- Sep 12, 2014
Great questions! So a bit of historical context here...the original style Firebird (reverse) was designed outside of Gibson (by Ray Dietrich but you know this) in 1962 and it was up to Larry Allers and his team to figure out how to build the thing. They hadn't done anything like it, and the 9-ply centerpiece came about after two-piece centerpieces literally came apart. There was a wing redesign too. Anyway with the length of wood required for the neck-through and the complexity of the build made the model the scourge of the factory. It impeded throughput and with the introduction of the Thunderbird bass, the factory literally had to rearrange how they channeled these extremely long models through production. However players loved it and it was a commercial success, based on how many they were able to produce with such complexity.Mat,
Glad to have your expertise available to us. Hope you don't get hammered too bad!
My question pertains to USA Production Firebirds. Rumor floating around that they are going to be discontinued. What can you tell us about that? Additionally, how were the finish choices selected for the recent Birds, going back to say 2015? One year only Ebony, other years, Vintage Sunburst and a custom color.
If the Firebird will continue to be a regular USA production model in 2022 and beyond, any chance one of the finishes would be White?
Another question, 2018 was the last year the sculpted headstock was used on the USA Firebirds. Why did Gibson move away from that headstock and instead use the flat one with the Mini Grovers? I have my theory but I'd like to know from the company perspective.
Finally, in regards to the Mini Grovers, on the Gibson Birds, the tuner buttons are very close together; difficult to tune sometimes.

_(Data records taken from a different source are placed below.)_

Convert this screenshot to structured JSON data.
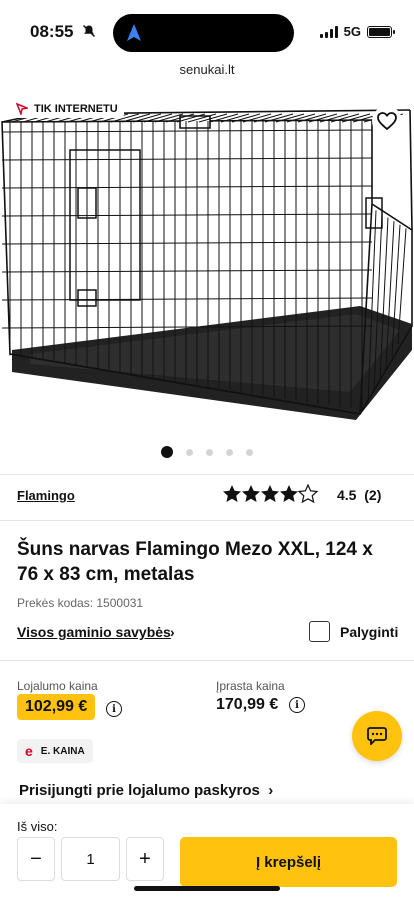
{
  "status": {
    "time": "08:55",
    "network": "5G"
  },
  "browser": {
    "url": "senukai.lt"
  },
  "product": {
    "badge": "TIK INTERNETU",
    "brand": "Flamingo",
    "rating": 4.5,
    "rating_text": "4.5",
    "review_count": "(2)",
    "title": "Šuns narvas Flamingo Mezo XXL, 124 x 76 x 83 cm, metalas",
    "code": "Prekės kodas: 1500031",
    "properties_link": "Visos gaminio savybės",
    "compare_label": "Palyginti",
    "images_total": 5,
    "image_active": 1
  },
  "pricing": {
    "loyal_label": "Lojalumo kaina",
    "loyal_price": "102,99 €",
    "regular_label": "Įprasta kaina",
    "regular_price": "170,99 €",
    "e_price_label": "E. KAINA",
    "e_letter": "e"
  },
  "login_link": "Prisijungti prie lojalumo paskyros",
  "bottom": {
    "total_label": "Iš viso:",
    "minus": "−",
    "quantity": "1",
    "plus": "+",
    "cart_button": "Į krepšelį"
  },
  "colors": {
    "accent": "#ffc20e",
    "eprice": "#d6002a"
  }
}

The new Inspired by Gibson Epiphone Firebird uses the same tuning machines but their spacing is different and much easier to tune. Any chance that Gibson would A, go back to the sculpted head stock with banjo tuners and B, if the flat one is used, would Gibson make a change to the tuner spacing like is on the Epiphone Bird.
Thanks in advance for your response and thank again for taking on such an undertaking.

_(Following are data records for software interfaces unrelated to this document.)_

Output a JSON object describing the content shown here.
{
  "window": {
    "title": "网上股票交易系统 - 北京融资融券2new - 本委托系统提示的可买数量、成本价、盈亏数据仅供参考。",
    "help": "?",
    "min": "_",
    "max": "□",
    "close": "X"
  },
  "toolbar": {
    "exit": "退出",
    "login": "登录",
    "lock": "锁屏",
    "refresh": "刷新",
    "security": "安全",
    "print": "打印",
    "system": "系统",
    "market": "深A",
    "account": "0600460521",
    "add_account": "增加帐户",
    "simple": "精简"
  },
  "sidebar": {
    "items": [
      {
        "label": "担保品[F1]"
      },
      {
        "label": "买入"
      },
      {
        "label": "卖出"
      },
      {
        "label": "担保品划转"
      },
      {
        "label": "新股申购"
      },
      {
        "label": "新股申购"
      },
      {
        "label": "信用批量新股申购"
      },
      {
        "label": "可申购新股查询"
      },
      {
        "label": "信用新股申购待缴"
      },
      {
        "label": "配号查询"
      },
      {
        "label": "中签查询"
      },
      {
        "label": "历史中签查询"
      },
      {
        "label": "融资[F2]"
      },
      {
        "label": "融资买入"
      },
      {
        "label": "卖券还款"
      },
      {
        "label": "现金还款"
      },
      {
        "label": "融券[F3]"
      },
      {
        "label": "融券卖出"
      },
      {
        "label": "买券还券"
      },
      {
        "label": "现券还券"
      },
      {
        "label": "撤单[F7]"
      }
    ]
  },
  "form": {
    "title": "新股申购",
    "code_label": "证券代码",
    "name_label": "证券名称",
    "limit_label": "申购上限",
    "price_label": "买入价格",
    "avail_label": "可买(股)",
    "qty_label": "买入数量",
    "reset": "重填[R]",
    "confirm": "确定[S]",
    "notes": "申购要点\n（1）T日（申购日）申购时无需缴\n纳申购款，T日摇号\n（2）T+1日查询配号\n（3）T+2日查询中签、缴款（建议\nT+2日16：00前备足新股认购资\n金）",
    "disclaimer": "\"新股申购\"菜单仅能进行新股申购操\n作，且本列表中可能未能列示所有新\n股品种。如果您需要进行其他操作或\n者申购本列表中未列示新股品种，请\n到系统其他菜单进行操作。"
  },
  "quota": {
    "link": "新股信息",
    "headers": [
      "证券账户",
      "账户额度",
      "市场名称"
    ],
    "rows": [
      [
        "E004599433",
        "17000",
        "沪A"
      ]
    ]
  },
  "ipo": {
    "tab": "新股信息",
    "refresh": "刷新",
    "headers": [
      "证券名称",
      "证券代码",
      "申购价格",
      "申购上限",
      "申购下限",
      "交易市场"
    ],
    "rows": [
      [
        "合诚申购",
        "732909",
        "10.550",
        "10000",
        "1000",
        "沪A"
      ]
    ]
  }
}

When all was said and done, the original style Firebirds and Thunderbirds were not made for more than two years. The Non-Reverse Firebird took its place as a much easier-to-build model with the classic set neck construction. It too was a commercial success, even moreso given the ability to fill an order book efficiently.

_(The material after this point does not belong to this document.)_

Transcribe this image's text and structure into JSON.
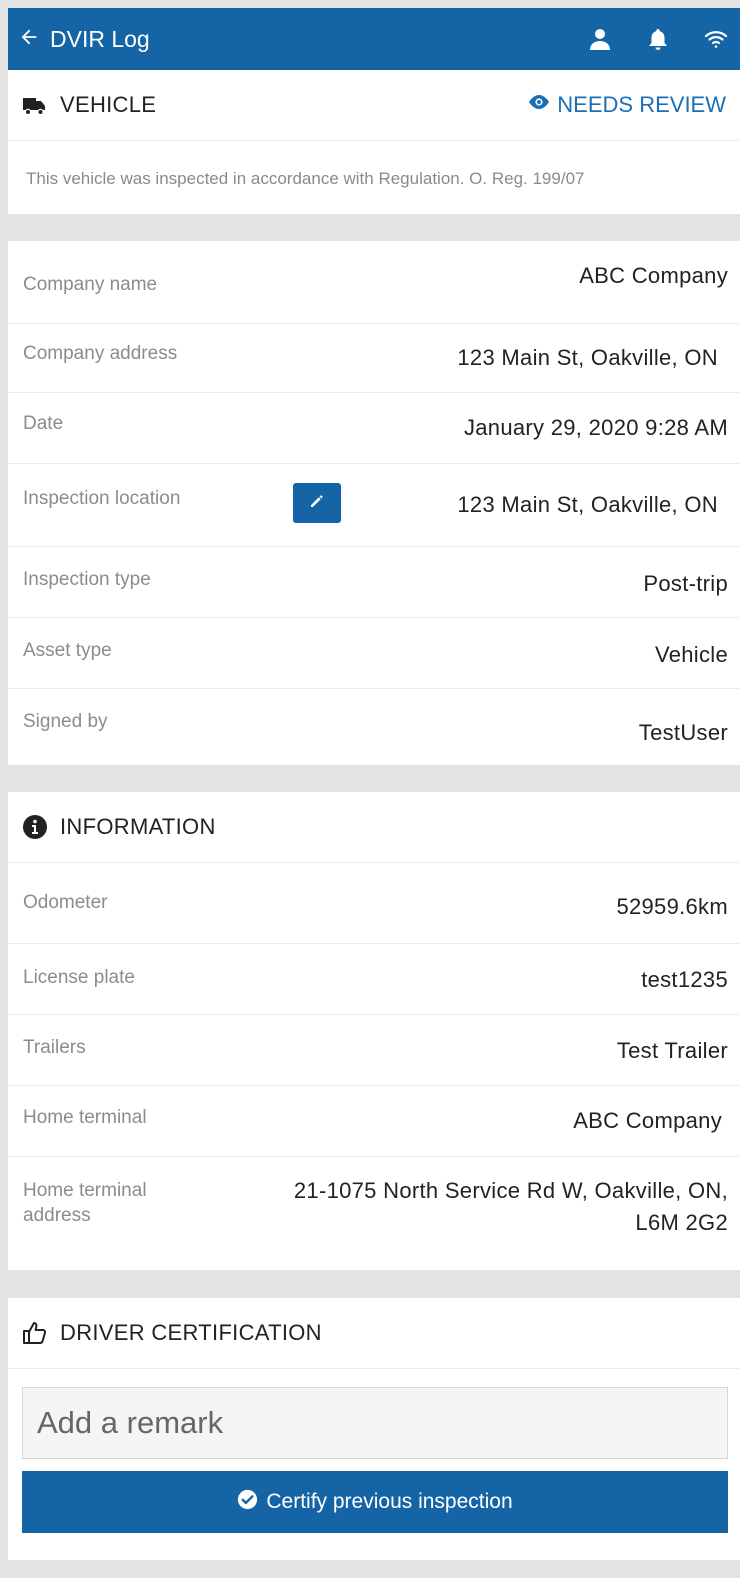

Cut to today. Still a very difficult guitar to build. So difficult that it prompted that headstock change at USA (not at Custom Shop where a Historic Reissue is a Historic Reissue) and eventually let to the *temporary* discontinuation of it and the Thunderbird as you said. But we will have reverse Thunderbird artist models coming up, and we introduced Non-Reverse Thunderbirds which are killer. Non-Reverse Firebirds are next. The goal is to have a more manageable product life cycle...it helps the overall mix. So in a couple years we'll go back to the classic Firebird at USA, perhaps with some concessions like fewer body ply and definitely different tuner spacing. Great idea there, so thank you.
White is the hardest color to get through a nitrocellulose guitar factory, bar none. But we are hard at work trying to make that and all lighter opaque colors factory-friendly at Gibson USA. Although white paint has been a battle since the Les Paul Custom in '61. Just very susceptible to airborne debris and aniline dye floating through the air and it's not easy to repair and rework. But people expect perfection, and that is what we aim for...just going to take some careful planning (and cleaning).
That said, Custom Shop went through the same woes with white paint and came out on the other side better than ever. We're running a lot of white guitars there. AND I'm happy to announce that we have a Polaris White Johnny Winter Firebird V out of Murphy Lab dropping later this year which may be of interest to you. They are turning out killer!